**What the task asks**
Return every line of the records that includes the string "activate".

Material supplied: Begin

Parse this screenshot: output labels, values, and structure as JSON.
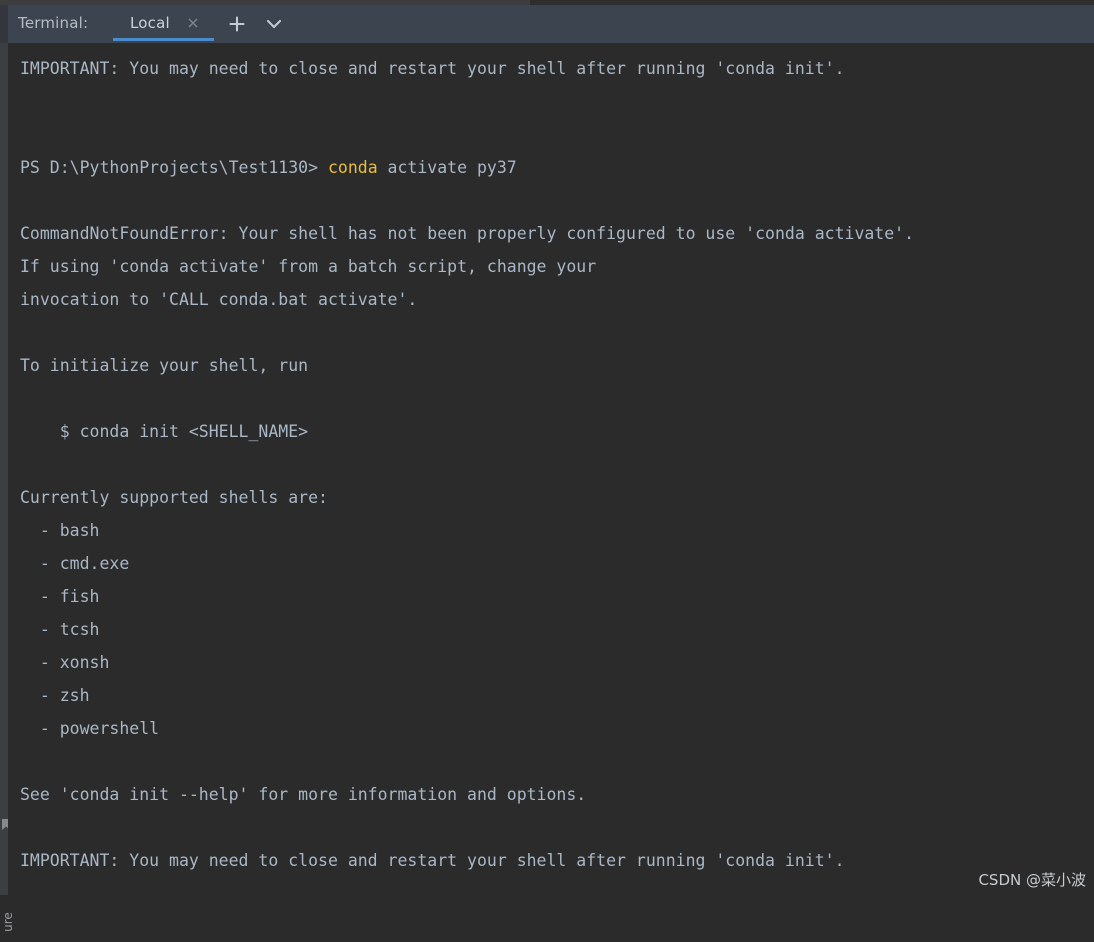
{
  "window": {
    "terminal_label": "Terminal:",
    "accent_color": "#4b8ccc",
    "tabbar_bg": "#3c4450",
    "terminal_bg": "#2b2b2b",
    "text_color": "#a9b7c6",
    "keyword_color": "#e8bf3c"
  },
  "tabs": [
    {
      "label": "Local",
      "active": true,
      "close_icon": "close-icon"
    }
  ],
  "toolbar": {
    "add_tab_icon": "plus-icon",
    "dropdown_icon": "chevron-down-icon"
  },
  "left_strip": {
    "bookmarks_label": "Bookmarks",
    "bookmarks_icon": "bookmark-icon",
    "bottom_label": "ure"
  },
  "terminal": {
    "lines": [
      {
        "segments": [
          {
            "text": "IMPORTANT: You may need to close and restart your shell after running 'conda init'.",
            "style": "default"
          }
        ]
      },
      {
        "segments": [
          {
            "text": "",
            "style": "default"
          }
        ]
      },
      {
        "segments": [
          {
            "text": "",
            "style": "default"
          }
        ]
      },
      {
        "segments": [
          {
            "text": "PS D:\\PythonProjects\\Test1130> ",
            "style": "default"
          },
          {
            "text": "conda",
            "style": "yellow"
          },
          {
            "text": " activate py37",
            "style": "default"
          }
        ]
      },
      {
        "segments": [
          {
            "text": "",
            "style": "default"
          }
        ]
      },
      {
        "segments": [
          {
            "text": "CommandNotFoundError: Your shell has not been properly configured to use 'conda activate'.",
            "style": "default"
          }
        ]
      },
      {
        "segments": [
          {
            "text": "If using 'conda activate' from a batch script, change your",
            "style": "default"
          }
        ]
      },
      {
        "segments": [
          {
            "text": "invocation to 'CALL conda.bat activate'.",
            "style": "default"
          }
        ]
      },
      {
        "segments": [
          {
            "text": "",
            "style": "default"
          }
        ]
      },
      {
        "segments": [
          {
            "text": "To initialize your shell, run",
            "style": "default"
          }
        ]
      },
      {
        "segments": [
          {
            "text": "",
            "style": "default"
          }
        ]
      },
      {
        "segments": [
          {
            "text": "    $ conda init <SHELL_NAME>",
            "style": "default"
          }
        ]
      },
      {
        "segments": [
          {
            "text": "",
            "style": "default"
          }
        ]
      },
      {
        "segments": [
          {
            "text": "Currently supported shells are:",
            "style": "default"
          }
        ]
      },
      {
        "segments": [
          {
            "text": "  - bash",
            "style": "default"
          }
        ]
      },
      {
        "segments": [
          {
            "text": "  - cmd.exe",
            "style": "default"
          }
        ]
      },
      {
        "segments": [
          {
            "text": "  - fish",
            "style": "default"
          }
        ]
      },
      {
        "segments": [
          {
            "text": "  - tcsh",
            "style": "default"
          }
        ]
      },
      {
        "segments": [
          {
            "text": "  - xonsh",
            "style": "default"
          }
        ]
      },
      {
        "segments": [
          {
            "text": "  - zsh",
            "style": "default"
          }
        ]
      },
      {
        "segments": [
          {
            "text": "  - powershell",
            "style": "default"
          }
        ]
      },
      {
        "segments": [
          {
            "text": "",
            "style": "default"
          }
        ]
      },
      {
        "segments": [
          {
            "text": "See 'conda init --help' for more information and options.",
            "style": "default"
          }
        ]
      },
      {
        "segments": [
          {
            "text": "",
            "style": "default"
          }
        ]
      },
      {
        "segments": [
          {
            "text": "IMPORTANT: You may need to close and restart your shell after running 'conda init'.",
            "style": "default"
          }
        ]
      }
    ]
  },
  "watermark": {
    "text": "CSDN @菜小波"
  }
}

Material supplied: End

**Answer for the task**
            "text": " activate py37",
            "text": "CommandNotFoundError: Your shell has not been properly configured to use 'conda activate'.",
            "text": "If using 'conda activate' from a batch script, change your",
            "text": "invocation to 'CALL conda.bat activate'.",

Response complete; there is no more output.